>> How many times were you hit by a database corruption and couldn't recover any data at all?

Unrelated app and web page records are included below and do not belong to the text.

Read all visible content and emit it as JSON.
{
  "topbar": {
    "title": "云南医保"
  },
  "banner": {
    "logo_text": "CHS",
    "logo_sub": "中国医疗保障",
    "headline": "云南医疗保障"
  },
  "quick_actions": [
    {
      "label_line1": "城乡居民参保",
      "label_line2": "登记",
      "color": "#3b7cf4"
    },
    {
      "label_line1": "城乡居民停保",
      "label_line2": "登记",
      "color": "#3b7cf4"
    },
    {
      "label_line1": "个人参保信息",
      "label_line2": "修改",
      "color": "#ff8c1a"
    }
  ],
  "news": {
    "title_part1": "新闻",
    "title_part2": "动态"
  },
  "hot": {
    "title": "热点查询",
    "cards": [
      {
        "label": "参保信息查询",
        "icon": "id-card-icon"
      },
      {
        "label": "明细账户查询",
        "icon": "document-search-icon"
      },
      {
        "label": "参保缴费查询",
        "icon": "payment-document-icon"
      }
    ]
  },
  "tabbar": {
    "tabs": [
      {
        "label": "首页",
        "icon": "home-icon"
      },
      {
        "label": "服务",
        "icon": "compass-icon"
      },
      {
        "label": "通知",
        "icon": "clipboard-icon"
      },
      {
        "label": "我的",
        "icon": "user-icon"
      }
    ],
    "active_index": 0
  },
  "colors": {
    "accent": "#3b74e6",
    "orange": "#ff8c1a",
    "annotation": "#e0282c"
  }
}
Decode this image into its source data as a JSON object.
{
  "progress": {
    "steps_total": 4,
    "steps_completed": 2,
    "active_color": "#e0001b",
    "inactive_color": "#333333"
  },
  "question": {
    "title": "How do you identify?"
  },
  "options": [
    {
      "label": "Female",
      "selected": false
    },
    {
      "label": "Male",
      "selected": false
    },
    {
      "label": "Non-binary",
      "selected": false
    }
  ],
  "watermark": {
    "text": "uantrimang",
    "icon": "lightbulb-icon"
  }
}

never! I have never not been able to recover data. I use H2 on a 24/7 sever system, and never had a corruption for years. However, I do have a solid backup strategy in place so I am not too concerned if the DB gets corrupted: no one will lose life or job. >>How many releases of H2 were tagged as stable and not as alpha/beta? I think most databases have the same alpha/beta/stable release cycle. >>Not matter how much I personally love using H2 for personal or professional projects, these 2 questions above always pop up in the mind of my team members. To them robustness is an issue with H2. I agree. Luckily I don't have people breathing down my neck, but I think it would be hard to justify using H2 when it is not seen as being an "enterprise" solution. >>And it's the same with us, fervent users: we always look forward to the next release of H2, it's hard for us to tell which specific release was good enough in terms of speed and stability. I tend to agree, but I am using an older 1.3x stable version and have not upgraded. Why? because it works and I don't want to risk it with a newer version. If it works, don't change it (or at least for my situation. -Adam On Wednesday, March 7, 2018 at 2:46:05 AM UTC-5, Christian MICHON wrote: > > How many times were you hit by a database corruption and couldn't recover > any data at all? > How many releases of H2 were tagged as stable and not as alpha/beta? > > Not matter how much I personally love using H2 for personal or > professional projects, these 2 questions above always pop up in the mind of > my team members. To them robustness is an issue with H2. > > And it's the same with us, fervent users: we always look forward to the > next release of H2, it's hard for us to tell which specific release was > good enough in terms of speed and stability. > > On Wednesday, March 7, 2018 at 4:46:43 AM UTC+1, Adam McMahon wrote: >> >> Redhat has a warning about H2 in several places in their docs. >> >> The H2 database should *not* be used in a production environment. This >> is a very small, self-contained datasource that supports all of the >> standards needed for testing and building applications, but is not robust >> or scalable enough for production use. >> >> >> https://access.redhat.com/documentation/en-us/red_hat_jboss_enterprise_application_platform/7.1/html/configuration_guide/datasource_management >> >> I find this warning to be a little odd. Perhaps RedHat is just trying to >> cover themselves legally. Any ideas what aspects of H2 they might be >> referring to? They mention 2 categories : >> >> *robust*: not sure what they mean in this context >> *scalable* : I would agree with them here, if by scalable they mean >> having a bulit-in ability to horizontally scale across several machines. >> >> -Adam >> > -- You received this message because you are subscribed to the Google Groups "H2 Database" group. To unsubscribe from this group and stop receiving emails from it, send an email to h2-database+unsubscr...@googlegroups.com. To post to this group, send email to email@example.com. Visit this group at https://groups.google.com/group/h2-database. For more options, visit https://groups.google.com/d/optout.